» DATA:
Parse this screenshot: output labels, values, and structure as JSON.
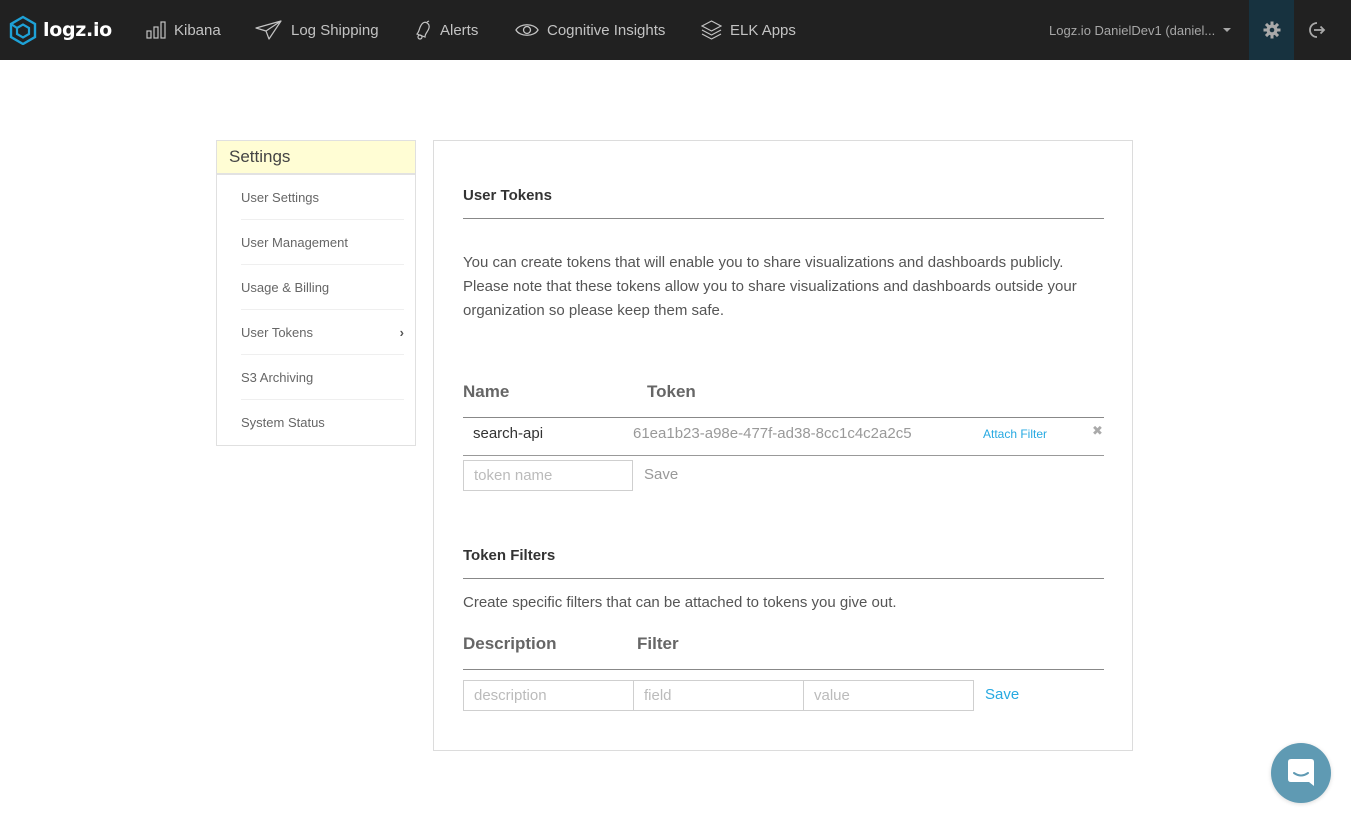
{
  "brand": {
    "name": "logz.io",
    "accent": "#1ea1d6"
  },
  "nav": {
    "items": [
      {
        "label": "Kibana",
        "icon": "bar-chart-icon"
      },
      {
        "label": "Log Shipping",
        "icon": "paper-plane-icon"
      },
      {
        "label": "Alerts",
        "icon": "bell-icon"
      },
      {
        "label": "Cognitive Insights",
        "icon": "eye-icon"
      },
      {
        "label": "ELK Apps",
        "icon": "layers-icon"
      }
    ],
    "account": "Logz.io DanielDev1 (daniel...",
    "settings_icon": "gear-icon",
    "logout_icon": "logout-icon"
  },
  "sidebar": {
    "title": "Settings",
    "items": [
      {
        "label": "User Settings"
      },
      {
        "label": "User Management"
      },
      {
        "label": "Usage & Billing"
      },
      {
        "label": "User Tokens",
        "active": true,
        "chevron": "›"
      },
      {
        "label": "S3 Archiving"
      },
      {
        "label": "System Status"
      }
    ]
  },
  "user_tokens": {
    "title": "User Tokens",
    "description": "You can create tokens that will enable you to share visualizations and dashboards publicly. Please note that these tokens allow you to share visualizations and dashboards outside your organization so please keep them safe.",
    "columns": [
      "Name",
      "Token"
    ],
    "rows": [
      {
        "name": "search-api",
        "token": "61ea1b23-a98e-477f-ad38-8cc1c4c2a2c5",
        "action": "Attach Filter",
        "remove": "✖"
      }
    ],
    "new_token": {
      "placeholder": "token name",
      "value": "",
      "save_label": "Save"
    }
  },
  "token_filters": {
    "title": "Token Filters",
    "description": "Create specific filters that can be attached to tokens you give out.",
    "columns": [
      "Description",
      "Filter"
    ],
    "inputs": {
      "description_placeholder": "description",
      "field_placeholder": "field",
      "value_placeholder": "value"
    },
    "save_label": "Save"
  },
  "chat": {
    "icon": "chat-bubble-icon"
  }
}
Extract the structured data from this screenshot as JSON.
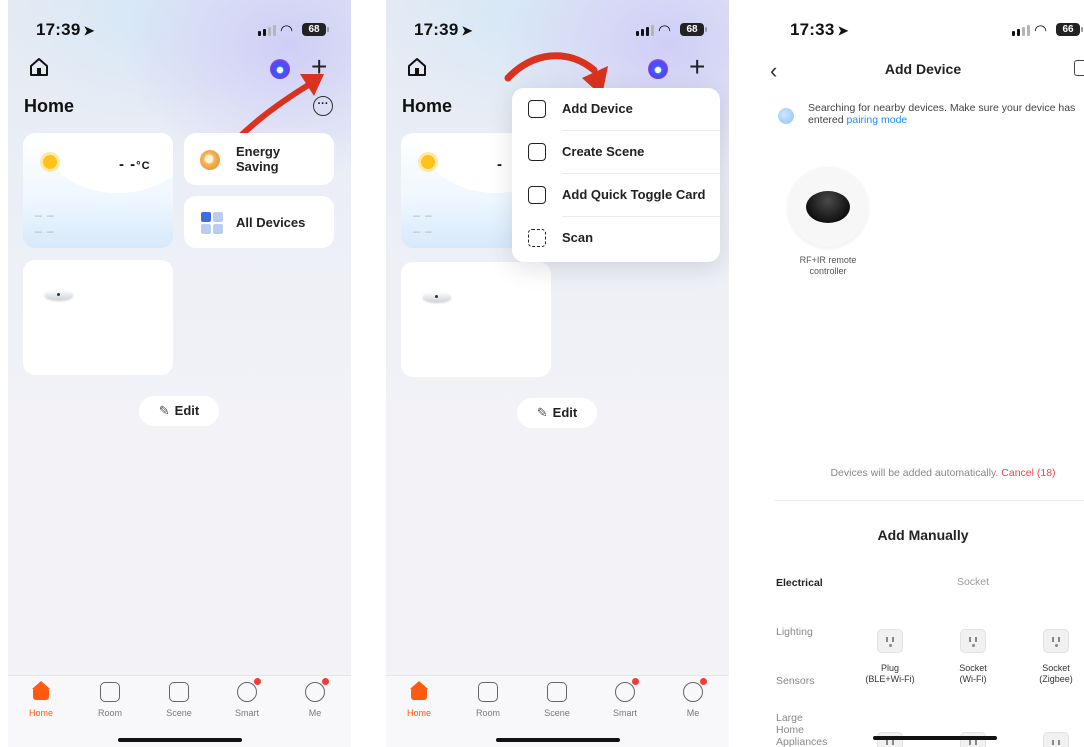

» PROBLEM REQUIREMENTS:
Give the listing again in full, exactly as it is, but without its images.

» EXERCISE ANSWER:
Parse this screenshot: output labels, values, and structure as JSON.
{
  "brand": {
    "name": "logz.io",
    "accent": "#1ea1d6"
  },
  "nav": {
    "items": [
      {
        "label": "Kibana",
        "icon": "bar-chart-icon"
      },
      {
        "label": "Log Shipping",
        "icon": "paper-plane-icon"
      },
      {
        "label": "Alerts",
        "icon": "bell-icon"
      },
      {
        "label": "Cognitive Insights",
        "icon": "eye-icon"
      },
      {
        "label": "ELK Apps",
        "icon": "layers-icon"
      }
    ],
    "account": "Logz.io DanielDev1 (daniel...",
    "settings_icon": "gear-icon",
    "logout_icon": "logout-icon"
  },
  "sidebar": {
    "title": "Settings",
    "items": [
      {
        "label": "User Settings"
      },
      {
        "label": "User Management"
      },
      {
        "label": "Usage & Billing"
      },
      {
        "label": "User Tokens",
        "active": true,
        "chevron": "›"
      },
      {
        "label": "S3 Archiving"
      },
      {
        "label": "System Status"
      }
    ]
  },
  "user_tokens": {
    "title": "User Tokens",
    "description": "You can create tokens that will enable you to share visualizations and dashboards publicly. Please note that these tokens allow you to share visualizations and dashboards outside your organization so please keep them safe.",
    "columns": [
      "Name",
      "Token"
    ],
    "rows": [
      {
        "name": "search-api",
        "token": "61ea1b23-a98e-477f-ad38-8cc1c4c2a2c5",
        "action": "Attach Filter",
        "remove": "✖"
      }
    ],
    "new_token": {
      "placeholder": "token name",
      "value": "",
      "save_label": "Save"
    }
  },
  "token_filters": {
    "title": "Token Filters",
    "description": "Create specific filters that can be attached to tokens you give out.",
    "columns": [
      "Description",
      "Filter"
    ],
    "inputs": {
      "description_placeholder": "description",
      "field_placeholder": "field",
      "value_placeholder": "value"
    },
    "save_label": "Save"
  },
  "chat": {
    "icon": "chat-bubble-icon"
  }
}
Extract the structured data from this screenshot as JSON.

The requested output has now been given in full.